Methods to Dull Hot-Dip Galvanized Steel
I have had the occasional request that an items galvanized coating be made dull and not shiny so it will blend into surroundings and not stand out. What are the best methods of performing dulling processes?
Dulling requests are infrequent and—usually—ridiculous; but there are some instances when it is necessary to appease the customers request. As the reflective nature of galvanized steel has been blamed for car accidents, poor visibility, and disrupting the quiet and peaceful surroundings of nature by disturbing the wildlife, there are several ways of achieving less-reflective, dull or matte finish on newly-galvanized material.
The primary method of achieving a dull galvanized finish is to allow the material to age for more than six months. Additionally, it is recommended that you omit any quenching steps from the process. Recent observations reveal while newly-galvanized steel—with a bright, shiny coating—has a reflectivity of over 70%, the zinc patina will decrease reflectivity as the HDG coating weathers. For example, after 72 hours of outdoor exposure, the reflectivity on one pole dropped to 55%. After two years of outdoor exposure, another poles reflectivity dropped to 28%. A third pole, exposed for four years, dropped to 23% reflectivity. The formation of the zinc patina and the probable accumulation of dust and dirt will significantly reduce the reflectivity on these poles over a relatively short time period.

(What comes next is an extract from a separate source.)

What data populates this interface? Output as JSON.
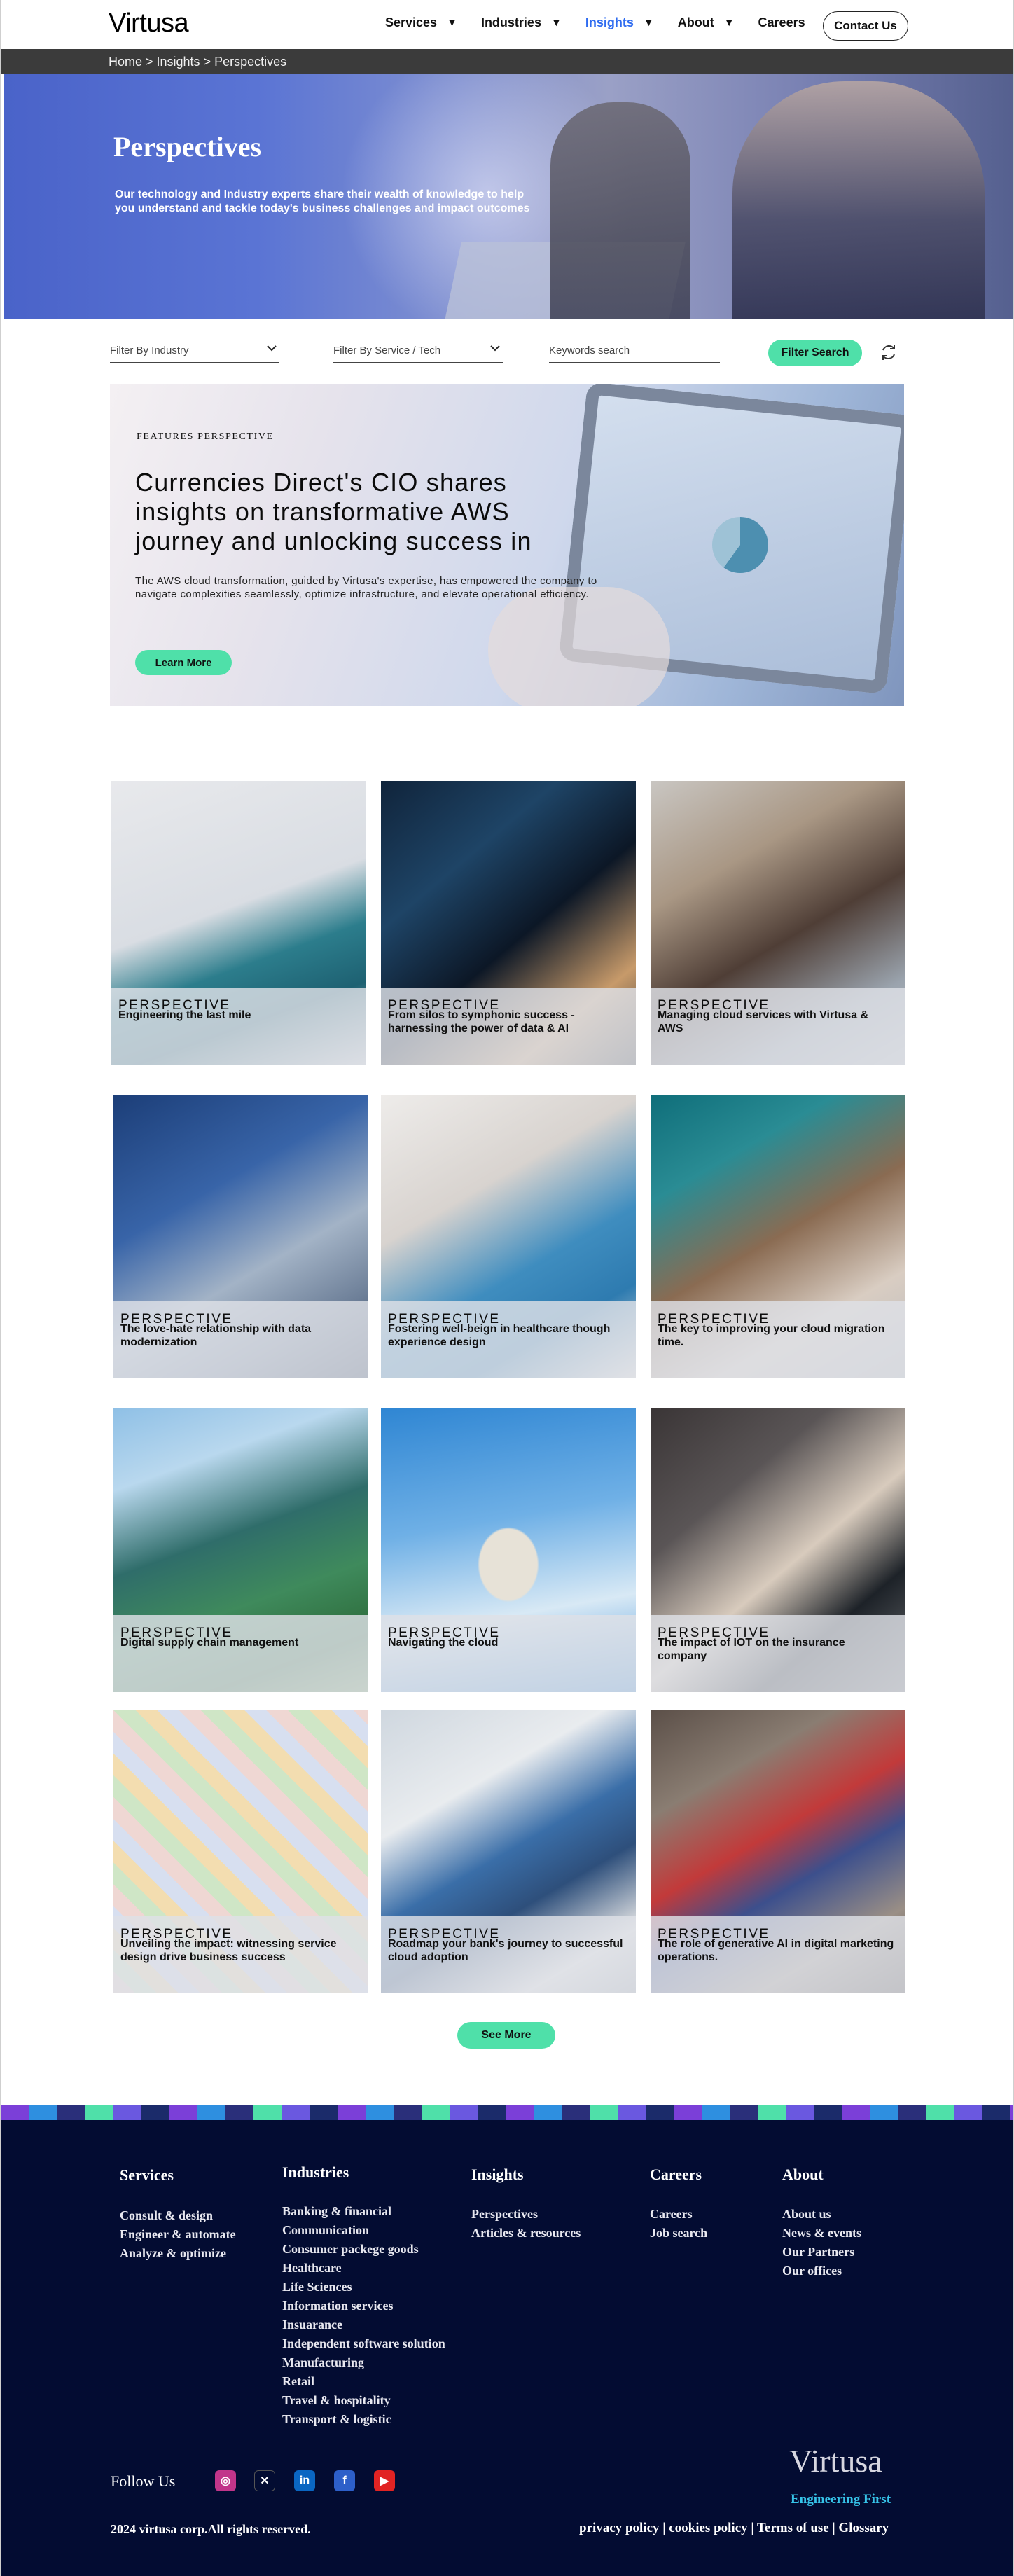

The second most-common method of dulling newly galvanized material is through the use of chemical posttreatments. There are several different name-brand products currently available on the market; the majority are largely comprised of acidic zinc phosphate. When applied to the surface of newly-galvanized steel, they deposit fine-grain zinc phosphate crystals (that can be a recommended surface preparation for painting). The solutions are applied by either spraying on the surface or immersion in tanks. The process is essentially a cleaning, phosphating, and acid rinse sealing, with rinsing between each of the steps. Zinc phosphating is employed when the job size is quite large. Colorados Public Service Company used a spray-applied solution to dull galvanized steel. The solution consists of three pounds of copper sulfate crystals per gallon of water (if the crystals dissolve poorly, they may be crushed prior to addition or hot water used). Let the water cool and add one half pint of concentrated-grade hydrochloric acid, stirring well. The acidified copper sulfate solution should be applied with the use of low-pressure spray equipment. A dull coating will form on the zinc immediately upon spraying; the steel should then be rinsed with water to stop the acid action. Galvanizers can do something very similar with their acid or flux tanks—however, care must be taken and immersion times monitored as not to impair the service life of the coating. Results from this immersion step are varied and can leave the material very blotchy with dull and not-so dull areas all over the part. This is only appropriate for very small jobs.
There are certain steps a galvanizer can take to try to intentionally form more intermetallics in the coating and thus create a darker or less-shiny surface. If the steel part is thick, i.e. greater than 0.5, not quenching the material and allowing it to cool down slowly will promote the work to form more intermetallics as the part stays at or near reaction temperature, even when withdrawn from the kettle. Allowing the bath concentration of aluminum to drop below 0.005% can likewise give a duller surface.
In 1973, the American Smelting and Refining Company studied the feasibility of magnesium addition to the galvanizing bath in order to produce a duller coating in the finished product. Steel panels were galvanized under standard conditions using a spelter of up to 1.0% Mg. A dulling effect was noticed in all samples galvanized in spelter concentrations greater than 0.4% Mg; however, concentrations greater than 0.2% began to produce deleterious effects in the coating adherence and excessively thick coatings were also observed. The major rawbacks discovered by the study were the preferential oxidation of the magnesium from the bath (which might rule out its use as a dulling agent for long-term production runs) and the cost of Mg (which may outweigh post-treatment methods).
You can achieve a less-shiny galvanized finish via the following methods:
- For most products, do nothing and the coating will be dull in just six months.
- For small jobs, the flux or acid tank may be used.
- For larger jobs, investment in a post-treatment tank for one of the proprietary systems using zinc phosphate.
Remember the customer is always right.
© 2020 American Galvanizers Association. The material provided herein has been developed to provide accurate and authoritative information about after-fabrication hot-dip galvanized steel. This material provides general information only and is not intended as a substitute for competent professional examination and verification as to suitability and applicability. The information provided herein is not intended as a representation or warranty on the part of the AGA. Anyone making use of this information assumes all liability arising from such use.